May

May is... the start of stretched out golden evenings, blossom petals fluttering like snowflakes, the drawing to a close of the 'hungry gap', and floral crowns.

Did you know? May should be seen as a time of great celebration, as it was traditionally a recognition of the end of the harsh winter months, and a nod to the unfurling of summer.

Dates for your diary: May Day (1st) is celebrated in villages and towns across the country, so get the maypoles out, decorate your flower garlands, and get ready for some morris dancing. Time-honoured British customs can be seen as eccentric in our modern age, so buck the trend and get involved with your local community! On the 8th, festoon your garden with bunting and play a few big band tunes to celebrate the 70th anniversary of VE Day. For ideas on how to honour the occasion, head over here.

May in words: 

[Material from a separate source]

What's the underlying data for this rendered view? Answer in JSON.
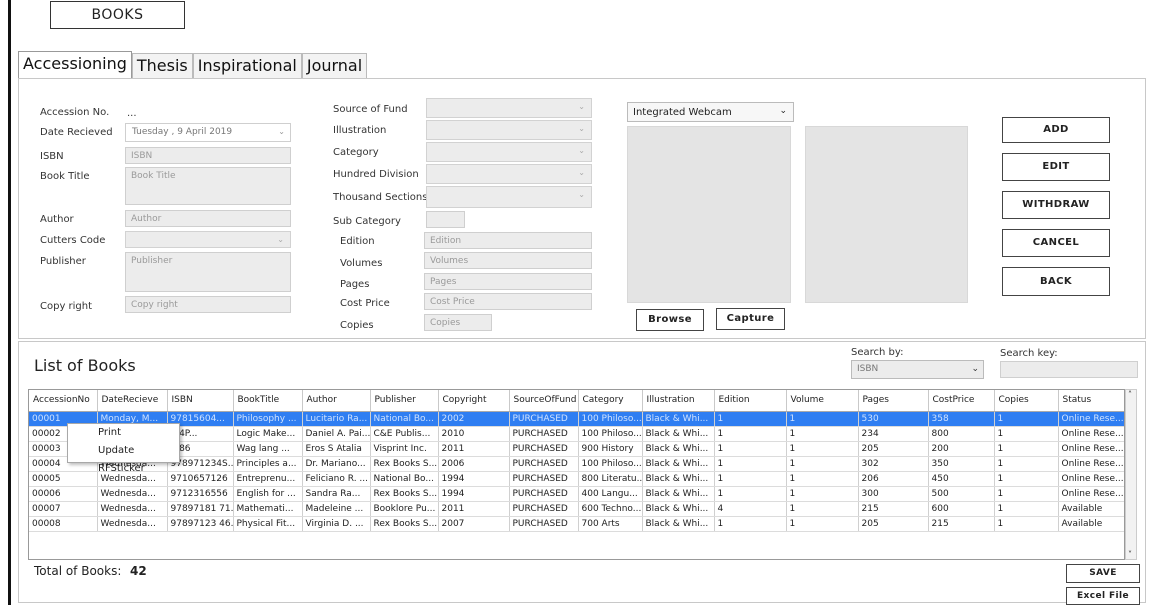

"The world's favourite season is the spring. All things seem possible in May." 

(Edwin Way Teal)

Things to do at home and in the garden:

  • Plant lettuce seeds (in pots or modules) every couple of weeks for spread-out growth.
  • Scatter radish seeds into a flat tray and watch them sprout before your very eyes. See if you can resist eating until they're fully grow; I bet you can't.
  • Plan ahead for autumn and get those squash, courgette and pumpkin seeds sown. One small pot per seed, ideally in a greenhouse or polytunnel.
  • If your grass is looking a little tired, scatter some seed now the days are warming through (this is most definitely on my to-do list).
  • Now the warm weather is well and truly on the horizon, take the time to wash your windows. I use a mix of distilled white vinegar and water, a cloth, and some newspaper.

Be creative: if you haven't made a spring wreath yet, there's still time. For an easy tutorial head over here.

Eleanor is obsessed with stories. She writes for a number of online spaces including This is Your Kingdom, edits Creative Countryside, curates #aseasonalyear and teaches at Chalk House. In addition, she is currently studying for an MA in Creative Non-Fiction Writing. You'll find her roving the fields of the Lincolnshire Wolds or planning her next rural adventure.